What was the election about? Well, she stood for the post of class representative to the body of student council. A position ‘hotly’ contested for with as many as eleven aspirants out of a class of twenty-two third graders! Also the class was ‘deeply’ instructed one cannot vote for oneself or one’s best friends.

And who was the winner? A US-senator in the making – no way he could lose when he promised longer recess times between class periods! Of course, I’m assuming folks in US are not very different from our ‘neta’s’ here swearing during the electoral process to banish unemployment, poverty…

Unfortunately my attempts were not successful in finding out what other promises were made. Apparently a few said ‘I’ll be a good leader for you if you elect me,’ and that didn’t impress.

Ani had no tears for the outcome.

Levity aside, it’s interesting to see how kids in school are introduced to these democratic processes and institutions at an early age. May be these are the first steps to induct/shape new joiners into a society that still stays together despite being polarized increasingly on various issues.

In another exercise with older kids, a virtual UN was constituted and kids were assigned different nationalities to represent their countries which meant learning about these places. Would love to know what is the lasting impact of these initiatives on the kids.
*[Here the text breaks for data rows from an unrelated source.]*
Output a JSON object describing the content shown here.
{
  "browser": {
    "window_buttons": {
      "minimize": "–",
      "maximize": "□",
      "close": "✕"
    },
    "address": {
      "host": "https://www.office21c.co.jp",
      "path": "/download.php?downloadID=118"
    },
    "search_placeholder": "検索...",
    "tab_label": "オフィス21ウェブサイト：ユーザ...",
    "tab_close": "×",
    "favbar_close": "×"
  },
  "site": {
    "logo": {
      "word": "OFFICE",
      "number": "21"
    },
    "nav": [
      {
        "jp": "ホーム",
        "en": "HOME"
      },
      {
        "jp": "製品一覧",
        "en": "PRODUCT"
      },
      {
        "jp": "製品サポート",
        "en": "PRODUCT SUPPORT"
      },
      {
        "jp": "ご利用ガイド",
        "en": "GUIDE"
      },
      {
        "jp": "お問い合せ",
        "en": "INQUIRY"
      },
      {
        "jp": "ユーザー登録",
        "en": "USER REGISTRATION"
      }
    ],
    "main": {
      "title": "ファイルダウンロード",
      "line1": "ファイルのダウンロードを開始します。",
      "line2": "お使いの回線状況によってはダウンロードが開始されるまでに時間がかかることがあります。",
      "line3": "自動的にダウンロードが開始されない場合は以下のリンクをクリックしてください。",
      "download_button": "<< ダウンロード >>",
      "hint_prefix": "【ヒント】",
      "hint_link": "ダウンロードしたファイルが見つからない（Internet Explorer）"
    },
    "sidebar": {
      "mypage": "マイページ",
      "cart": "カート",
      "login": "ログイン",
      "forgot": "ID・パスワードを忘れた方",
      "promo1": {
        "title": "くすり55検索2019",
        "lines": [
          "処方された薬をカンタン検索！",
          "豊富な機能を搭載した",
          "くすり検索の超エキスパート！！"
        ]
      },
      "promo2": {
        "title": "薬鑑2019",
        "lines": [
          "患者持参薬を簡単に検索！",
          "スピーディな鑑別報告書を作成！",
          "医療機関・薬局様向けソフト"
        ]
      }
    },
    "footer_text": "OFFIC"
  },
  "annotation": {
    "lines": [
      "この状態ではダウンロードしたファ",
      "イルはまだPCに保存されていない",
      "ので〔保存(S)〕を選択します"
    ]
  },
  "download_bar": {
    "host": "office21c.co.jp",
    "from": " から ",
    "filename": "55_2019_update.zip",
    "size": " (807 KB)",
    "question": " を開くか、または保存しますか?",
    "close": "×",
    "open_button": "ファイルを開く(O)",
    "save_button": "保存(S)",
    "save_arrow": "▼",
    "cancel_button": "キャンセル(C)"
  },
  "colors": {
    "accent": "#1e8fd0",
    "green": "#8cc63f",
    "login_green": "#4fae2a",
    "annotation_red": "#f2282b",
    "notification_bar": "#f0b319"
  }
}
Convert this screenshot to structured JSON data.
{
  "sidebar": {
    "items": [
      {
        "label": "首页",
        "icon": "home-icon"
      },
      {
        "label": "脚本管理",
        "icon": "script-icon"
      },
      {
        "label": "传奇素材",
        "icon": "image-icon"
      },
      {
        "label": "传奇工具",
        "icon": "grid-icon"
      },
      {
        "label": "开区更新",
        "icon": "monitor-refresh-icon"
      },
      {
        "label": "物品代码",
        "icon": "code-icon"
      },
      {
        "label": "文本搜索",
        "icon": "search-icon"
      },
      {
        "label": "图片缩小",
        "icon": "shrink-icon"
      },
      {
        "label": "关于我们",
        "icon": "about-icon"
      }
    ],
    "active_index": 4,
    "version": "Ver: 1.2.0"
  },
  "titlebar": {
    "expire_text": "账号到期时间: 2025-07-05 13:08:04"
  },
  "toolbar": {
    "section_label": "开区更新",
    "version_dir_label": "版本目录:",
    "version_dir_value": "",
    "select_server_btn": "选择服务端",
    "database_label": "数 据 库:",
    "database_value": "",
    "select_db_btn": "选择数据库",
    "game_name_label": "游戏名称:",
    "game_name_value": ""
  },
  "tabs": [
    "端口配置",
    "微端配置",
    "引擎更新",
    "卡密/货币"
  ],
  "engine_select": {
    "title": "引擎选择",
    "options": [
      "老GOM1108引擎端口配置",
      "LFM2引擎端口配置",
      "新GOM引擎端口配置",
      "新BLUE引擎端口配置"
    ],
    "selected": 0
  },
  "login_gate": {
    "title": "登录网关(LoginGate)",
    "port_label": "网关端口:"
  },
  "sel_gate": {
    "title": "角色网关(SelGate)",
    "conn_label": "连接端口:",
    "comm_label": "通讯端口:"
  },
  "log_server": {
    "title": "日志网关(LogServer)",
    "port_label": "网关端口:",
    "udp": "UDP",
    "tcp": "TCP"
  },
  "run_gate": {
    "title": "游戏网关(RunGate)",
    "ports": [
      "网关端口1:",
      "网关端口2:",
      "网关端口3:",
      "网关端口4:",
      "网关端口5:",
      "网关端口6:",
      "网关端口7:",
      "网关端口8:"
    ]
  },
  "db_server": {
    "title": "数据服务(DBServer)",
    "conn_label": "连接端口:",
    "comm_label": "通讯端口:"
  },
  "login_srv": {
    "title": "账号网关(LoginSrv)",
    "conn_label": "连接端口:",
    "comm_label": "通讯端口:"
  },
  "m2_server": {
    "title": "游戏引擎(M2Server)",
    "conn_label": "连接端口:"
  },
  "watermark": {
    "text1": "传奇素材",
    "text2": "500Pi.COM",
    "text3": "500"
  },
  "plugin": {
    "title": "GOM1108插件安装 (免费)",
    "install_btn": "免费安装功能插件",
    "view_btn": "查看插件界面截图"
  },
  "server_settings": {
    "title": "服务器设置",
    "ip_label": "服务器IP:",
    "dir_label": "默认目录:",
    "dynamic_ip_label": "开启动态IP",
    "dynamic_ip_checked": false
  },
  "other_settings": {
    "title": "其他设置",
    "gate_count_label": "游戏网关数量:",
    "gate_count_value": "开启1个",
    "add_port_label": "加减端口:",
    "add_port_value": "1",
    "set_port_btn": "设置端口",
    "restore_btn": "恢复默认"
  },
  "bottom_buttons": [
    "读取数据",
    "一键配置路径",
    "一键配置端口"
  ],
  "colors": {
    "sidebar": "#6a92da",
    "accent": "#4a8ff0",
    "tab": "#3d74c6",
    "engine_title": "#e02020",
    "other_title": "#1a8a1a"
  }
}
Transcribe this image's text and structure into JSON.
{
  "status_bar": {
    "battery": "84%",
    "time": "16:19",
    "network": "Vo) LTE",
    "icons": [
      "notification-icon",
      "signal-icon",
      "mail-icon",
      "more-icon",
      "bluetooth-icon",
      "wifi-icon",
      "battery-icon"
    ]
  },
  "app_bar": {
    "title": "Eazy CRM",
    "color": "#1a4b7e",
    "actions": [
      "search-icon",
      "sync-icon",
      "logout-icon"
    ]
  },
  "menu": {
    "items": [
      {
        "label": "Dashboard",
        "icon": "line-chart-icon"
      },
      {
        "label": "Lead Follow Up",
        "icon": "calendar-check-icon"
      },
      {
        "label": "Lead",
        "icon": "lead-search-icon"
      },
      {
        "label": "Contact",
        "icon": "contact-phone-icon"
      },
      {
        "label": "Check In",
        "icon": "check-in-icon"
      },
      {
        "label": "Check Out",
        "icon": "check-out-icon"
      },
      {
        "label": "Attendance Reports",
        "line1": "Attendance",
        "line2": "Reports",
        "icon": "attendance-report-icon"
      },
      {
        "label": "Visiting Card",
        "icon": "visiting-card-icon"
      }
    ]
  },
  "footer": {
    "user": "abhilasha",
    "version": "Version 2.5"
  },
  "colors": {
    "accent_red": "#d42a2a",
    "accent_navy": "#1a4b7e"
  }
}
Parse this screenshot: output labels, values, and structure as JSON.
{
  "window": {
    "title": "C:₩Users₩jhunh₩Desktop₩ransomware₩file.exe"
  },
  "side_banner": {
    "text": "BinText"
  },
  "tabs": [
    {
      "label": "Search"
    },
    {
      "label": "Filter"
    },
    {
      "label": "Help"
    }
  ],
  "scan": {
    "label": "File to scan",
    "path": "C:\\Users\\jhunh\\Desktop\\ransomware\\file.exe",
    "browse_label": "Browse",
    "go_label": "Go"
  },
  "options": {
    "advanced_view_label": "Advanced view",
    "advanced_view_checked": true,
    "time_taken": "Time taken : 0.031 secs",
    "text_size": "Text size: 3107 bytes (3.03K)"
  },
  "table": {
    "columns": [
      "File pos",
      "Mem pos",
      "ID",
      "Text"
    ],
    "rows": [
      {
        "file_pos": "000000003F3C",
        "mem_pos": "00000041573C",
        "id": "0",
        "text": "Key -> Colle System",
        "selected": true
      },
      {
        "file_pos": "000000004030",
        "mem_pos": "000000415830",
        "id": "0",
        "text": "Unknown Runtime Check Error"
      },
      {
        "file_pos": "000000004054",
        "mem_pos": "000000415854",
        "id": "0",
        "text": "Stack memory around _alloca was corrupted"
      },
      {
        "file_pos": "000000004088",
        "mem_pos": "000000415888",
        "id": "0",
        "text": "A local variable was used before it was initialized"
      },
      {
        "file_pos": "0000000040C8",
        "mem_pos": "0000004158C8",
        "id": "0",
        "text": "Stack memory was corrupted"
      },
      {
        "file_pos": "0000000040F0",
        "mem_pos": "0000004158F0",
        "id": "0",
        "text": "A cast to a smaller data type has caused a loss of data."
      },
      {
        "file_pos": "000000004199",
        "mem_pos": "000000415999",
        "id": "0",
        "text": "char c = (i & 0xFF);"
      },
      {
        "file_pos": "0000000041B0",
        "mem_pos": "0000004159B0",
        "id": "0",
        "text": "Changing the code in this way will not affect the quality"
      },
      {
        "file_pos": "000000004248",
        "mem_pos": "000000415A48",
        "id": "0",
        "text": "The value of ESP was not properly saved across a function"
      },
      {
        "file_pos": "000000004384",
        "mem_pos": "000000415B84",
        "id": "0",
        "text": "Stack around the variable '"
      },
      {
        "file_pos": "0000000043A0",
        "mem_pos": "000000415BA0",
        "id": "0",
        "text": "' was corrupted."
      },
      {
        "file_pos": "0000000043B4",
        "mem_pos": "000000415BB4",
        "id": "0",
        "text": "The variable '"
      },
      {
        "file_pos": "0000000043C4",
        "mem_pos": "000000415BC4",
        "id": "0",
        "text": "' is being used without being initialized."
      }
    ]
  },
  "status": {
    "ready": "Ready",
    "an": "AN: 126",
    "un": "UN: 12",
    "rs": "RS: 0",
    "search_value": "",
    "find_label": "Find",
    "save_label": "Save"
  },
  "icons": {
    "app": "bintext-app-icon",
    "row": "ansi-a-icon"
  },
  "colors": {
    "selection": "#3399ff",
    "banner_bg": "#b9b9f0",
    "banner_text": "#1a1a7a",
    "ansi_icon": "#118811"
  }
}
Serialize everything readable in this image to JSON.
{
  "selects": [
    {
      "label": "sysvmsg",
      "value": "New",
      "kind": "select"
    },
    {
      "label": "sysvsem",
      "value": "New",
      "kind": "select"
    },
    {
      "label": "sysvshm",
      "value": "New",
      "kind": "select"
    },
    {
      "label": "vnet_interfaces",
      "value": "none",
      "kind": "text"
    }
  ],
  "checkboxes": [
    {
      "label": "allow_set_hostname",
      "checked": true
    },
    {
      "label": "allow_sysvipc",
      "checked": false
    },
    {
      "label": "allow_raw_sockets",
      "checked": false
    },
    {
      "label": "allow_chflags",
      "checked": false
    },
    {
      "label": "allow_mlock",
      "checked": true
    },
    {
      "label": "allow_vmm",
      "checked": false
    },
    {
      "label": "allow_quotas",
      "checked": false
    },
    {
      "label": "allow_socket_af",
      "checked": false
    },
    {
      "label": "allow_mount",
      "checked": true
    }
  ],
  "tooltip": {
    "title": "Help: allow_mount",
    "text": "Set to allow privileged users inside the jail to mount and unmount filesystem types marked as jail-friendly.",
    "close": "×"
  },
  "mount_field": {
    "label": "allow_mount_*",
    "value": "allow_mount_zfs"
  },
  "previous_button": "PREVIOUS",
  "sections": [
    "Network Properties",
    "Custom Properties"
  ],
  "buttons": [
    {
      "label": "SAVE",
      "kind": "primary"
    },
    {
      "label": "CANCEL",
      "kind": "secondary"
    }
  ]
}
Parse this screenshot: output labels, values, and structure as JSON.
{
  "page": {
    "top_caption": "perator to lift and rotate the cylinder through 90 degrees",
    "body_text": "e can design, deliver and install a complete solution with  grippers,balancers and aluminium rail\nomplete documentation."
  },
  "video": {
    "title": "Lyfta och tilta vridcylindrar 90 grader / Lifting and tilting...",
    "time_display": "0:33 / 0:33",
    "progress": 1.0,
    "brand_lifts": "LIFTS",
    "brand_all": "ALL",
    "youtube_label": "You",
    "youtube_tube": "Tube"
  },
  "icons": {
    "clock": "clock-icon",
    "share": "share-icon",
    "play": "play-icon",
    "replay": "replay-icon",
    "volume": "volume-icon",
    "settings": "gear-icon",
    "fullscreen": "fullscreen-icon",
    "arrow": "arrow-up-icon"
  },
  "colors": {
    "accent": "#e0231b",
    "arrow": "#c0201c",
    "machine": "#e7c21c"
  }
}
Does it make them better global citizens? Why then is the general impression – not entirely ill-founded – that an average American’s world ends at the end of his street, town or state?

At the back of the mind the question nagged me while jotting this post: How well are we doing it back home? In searching for a suitable clip for this post, imagine my thrill on finding the one shown above featuring our kids from a The Hindu report about a few schools exposing the children to the process.  However it was such a let-down when I read the details: the children were being taught the mere mechanics like how to handle the ballot paper, etc. Aren’t we true to form missing the grain for the chaff? The subject schools, I suspect, are ISO 9000 certified:-((



Unalloyed Joy…

Never did this:-( Do they still do this?


Well, if kids will be kids, monkeys will be monkeys!





Jottings From The US: If You’re Jaded For Fun and Surprise, Try This…

…You wont be disappointed! Of course you’ll need…

For us, talking to/engaging this eight year old was an endless source of fun and surprise.

It was family time for watching TV, after dinner and all school work duly completed for the following day. Usually it’s a movie or a serial picked in deference to our – visiting them – likes.  And sometimes it’s what the children wanted.

Today it was an English serial with a smattering of violence and romance.

It also let me witness the play of an unusual but purposeful parental ‘rule’:

‘Close your eyes,’ the dad said when one of those scenes came up.

This was easier done and less stressful for the adults, I thought, than remaining alert all the time and fast-forwarding past whenever it popped up.

Ne (the 8 yo) this time did something more. She got up from her seat with alacrity. Keeping her back to the TV, she quickly marched up to where I was seated, climbed up next to me and, considering me as equally ‘vulnerable’, shielded me by closing my eyes with her small hands!


On another occasion her dad was talking to her on evils of procrastination and advising her against it. He summed up finally: ‘You know, Ne, time and tide waits for no man.’

She looked contemplative, nodding her head in agreement. However there was a solitary crease on her small forehead as she inquired tentatively: ‘Dad, but this time and tide…may not be such a difficult thing for us, girls?’




Not Your Day, Pal :-(

The guest showed up at the front-desk to check out.

‘Hope you had a pleasant stay with us,’  the clerk inquired solicitously.      ,

“This hotel stinks!”


irate-guests pic

“What’s wrong?” the clerk asked.

“I got no sleep. Every 15 minutes this loud banging sound woke me up!”

The clerk apologized for the noise and checked him out.

A few minutes later, a couple showed up.

Again, the clerk made the mistake of asking how their stay was.

“Terrible!” They said. “The guy in the next room was snoring so loudly that we had to bang on the wall every 15 minutes to wake him up!”

Hotel Clerk





Source: and images from YouTube and